#### [ABOUT THIS EXERCISE]
Nothing may be dropped or altered: reproduce all the data.

[Dataset rows for apps and sites]
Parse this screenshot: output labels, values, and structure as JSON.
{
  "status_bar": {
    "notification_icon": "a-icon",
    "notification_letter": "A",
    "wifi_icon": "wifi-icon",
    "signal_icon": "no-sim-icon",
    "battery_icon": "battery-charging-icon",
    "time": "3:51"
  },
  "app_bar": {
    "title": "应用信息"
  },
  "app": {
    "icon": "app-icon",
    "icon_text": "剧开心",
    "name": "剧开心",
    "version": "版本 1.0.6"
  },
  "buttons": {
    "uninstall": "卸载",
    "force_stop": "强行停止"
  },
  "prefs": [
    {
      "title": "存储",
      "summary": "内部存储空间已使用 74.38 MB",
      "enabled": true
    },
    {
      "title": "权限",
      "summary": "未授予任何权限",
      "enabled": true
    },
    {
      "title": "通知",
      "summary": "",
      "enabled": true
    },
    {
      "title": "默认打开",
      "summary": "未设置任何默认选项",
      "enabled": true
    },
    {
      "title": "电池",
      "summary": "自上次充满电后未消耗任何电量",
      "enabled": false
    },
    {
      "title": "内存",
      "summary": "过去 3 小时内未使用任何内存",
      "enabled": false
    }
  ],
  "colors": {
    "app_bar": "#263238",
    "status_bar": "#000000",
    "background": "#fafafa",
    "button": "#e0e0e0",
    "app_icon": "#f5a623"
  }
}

#### [RESULT OF THIS EXERCISE]
Parse this screenshot: output labels, values, and structure as JSON.
{
  "status_bar": {
    "notification_icon": "a-icon",
    "notification_letter": "A",
    "wifi_icon": "wifi-icon",
    "signal_icon": "no-sim-icon",
    "battery_icon": "battery-charging-icon",
    "time": "3:51"
  },
  "app_bar": {
    "title": "应用信息"
  },
  "app": {
    "icon": "app-icon",
    "icon_text": "剧开心",
    "name": "剧开心",
    "version": "版本 1.0.6"
  },
  "buttons": {
    "uninstall": "卸载",
    "force_stop": "强行停止"
  },
  "prefs": [
    {
      "title": "存储",
      "summary": "内部存储空间已使用 74.38 MB",
      "enabled": true
    },
    {
      "title": "权限",
      "summary": "未授予任何权限",
      "enabled": true
    },
    {
      "title": "通知",
      "summary": "",
      "enabled": true
    },
    {
      "title": "默认打开",
      "summary": "未设置任何默认选项",
      "enabled": true
    },
    {
      "title": "电池",
      "summary": "自上次充满电后未消耗任何电量",
      "enabled": false
    },
    {
      "title": "内存",
      "summary": "过去 3 小时内未使用任何内存",
      "enabled": false
    }
  ],
  "colors": {
    "app_bar": "#263238",
    "status_bar": "#000000",
    "background": "#fafafa",
    "button": "#e0e0e0",
    "app_icon": "#f5a623"
  }
}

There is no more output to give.